• [Problem statement] If a line in the entries below contains "Rule", copy it.

• [Dataset rows describing interfaces]
*****

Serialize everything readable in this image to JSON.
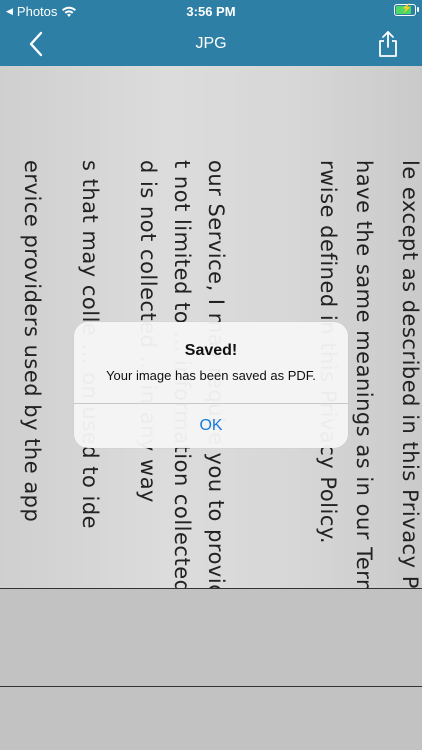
{
  "status_bar": {
    "back_app": "Photos",
    "time": "3:56 PM"
  },
  "nav": {
    "title": "JPG",
    "icons": [
      "chevron-left-icon",
      "share-icon"
    ]
  },
  "document": {
    "lines": [
      "le except as described in this Privacy Poli",
      "have the same meanings as in our Terms",
      "rwise defined in this Privacy Policy.",
      "our Service, I may require you to provide",
      "t not limited to ... information collected",
      "d is not collected ... in any way",
      "s that may colle ... on used to ide",
      "ervice providers used by the app"
    ]
  },
  "alert": {
    "title": "Saved!",
    "message": "Your image has been saved as PDF.",
    "ok_label": "OK"
  },
  "colors": {
    "bar": "#2e7fa6",
    "link": "#1a7ad9",
    "battery": "#4cd964"
  }
}
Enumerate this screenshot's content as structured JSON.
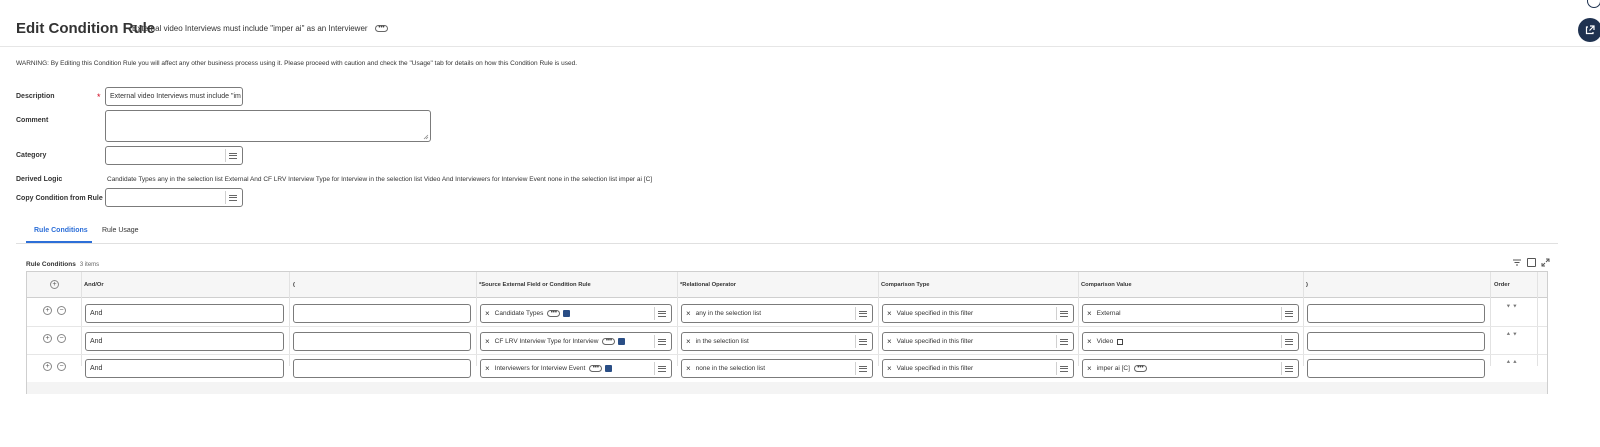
{
  "header": {
    "title": "Edit Condition Rule",
    "subtitle": "External video Interviews must include \"imper ai\" as an Interviewer",
    "more_label": "•••"
  },
  "warning": "WARNING: By Editing this Condition Rule you will affect any other business process using it. Please proceed with caution and check the \"Usage\" tab for details on how this Condition Rule is used.",
  "form": {
    "description_label": "Description",
    "description_required": "*",
    "description_value": "External video Interviews must include \"im",
    "comment_label": "Comment",
    "comment_value": "",
    "category_label": "Category",
    "category_value": "",
    "derived_logic_label": "Derived Logic",
    "derived_logic_value": "Candidate Types any in the selection list External And CF LRV Interview Type for Interview in the selection list Video And Interviewers for Interview Event none in the selection list imper ai [C]",
    "copy_label": "Copy Condition from Rule",
    "copy_value": ""
  },
  "tabs": [
    {
      "label": "Rule Conditions",
      "active": true
    },
    {
      "label": "Rule Usage",
      "active": false
    }
  ],
  "grid": {
    "title": "Rule Conditions",
    "count": "3 items",
    "add_symbol": "+",
    "remove_symbol": "−",
    "columns": [
      "And/Or",
      "(",
      "*Source External Field or Condition Rule",
      "*Relational Operator",
      "Comparison Type",
      "Comparison Value",
      ")",
      "Order"
    ],
    "rows": [
      {
        "and_or": "And",
        "open_paren": "",
        "source": "Candidate Types",
        "operator": "any in the selection list",
        "comparison_type": "Value specified in this filter",
        "comparison_value": "External",
        "close_paren": "",
        "order": "⯆ ⯆"
      },
      {
        "and_or": "And",
        "open_paren": "",
        "source": "CF LRV Interview Type for Interview",
        "operator": "in the selection list",
        "comparison_type": "Value specified in this filter",
        "comparison_value": "Video",
        "close_paren": "",
        "order": "⯅ ⯆"
      },
      {
        "and_or": "And",
        "open_paren": "",
        "source": "Interviewers for Interview Event",
        "operator": "none in the selection list",
        "comparison_type": "Value specified in this filter",
        "comparison_value": "imper ai [C]",
        "close_paren": "",
        "order": "⯅ ⯅"
      }
    ],
    "chip_remove": "×"
  },
  "colors": {
    "accent": "#2d6fd8",
    "fab": "#1f3250",
    "required": "#d0021b"
  }
}
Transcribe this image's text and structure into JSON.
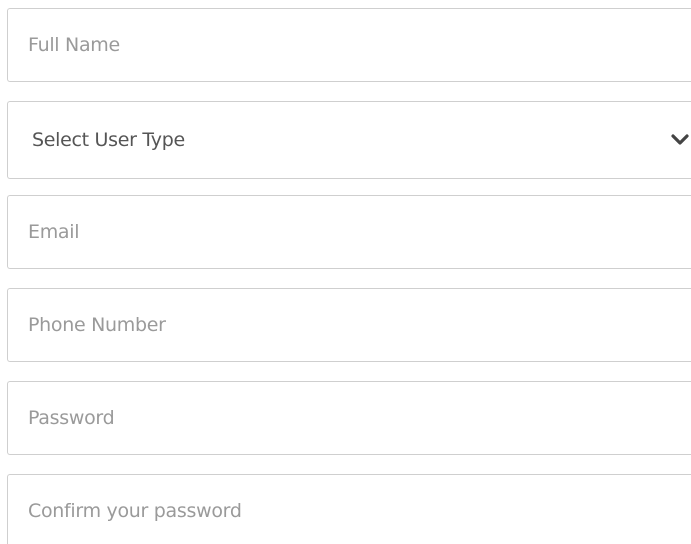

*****

• [Solution to the exercise]
    "title": "Edit Condition Rule",
  "warning": "WARNING: By Editing this Condition Rule you will affect any other business process using it. Please proceed with caution and check the \"Usage\" tab for details on how this Condition Rule is used.",
    "copy_label": "Copy Condition from Rule",
      "label": "Rule Conditions",
      "label": "Rule Usage",
    "title": "Rule Conditions",
      "*Source External Field or Condition Rule",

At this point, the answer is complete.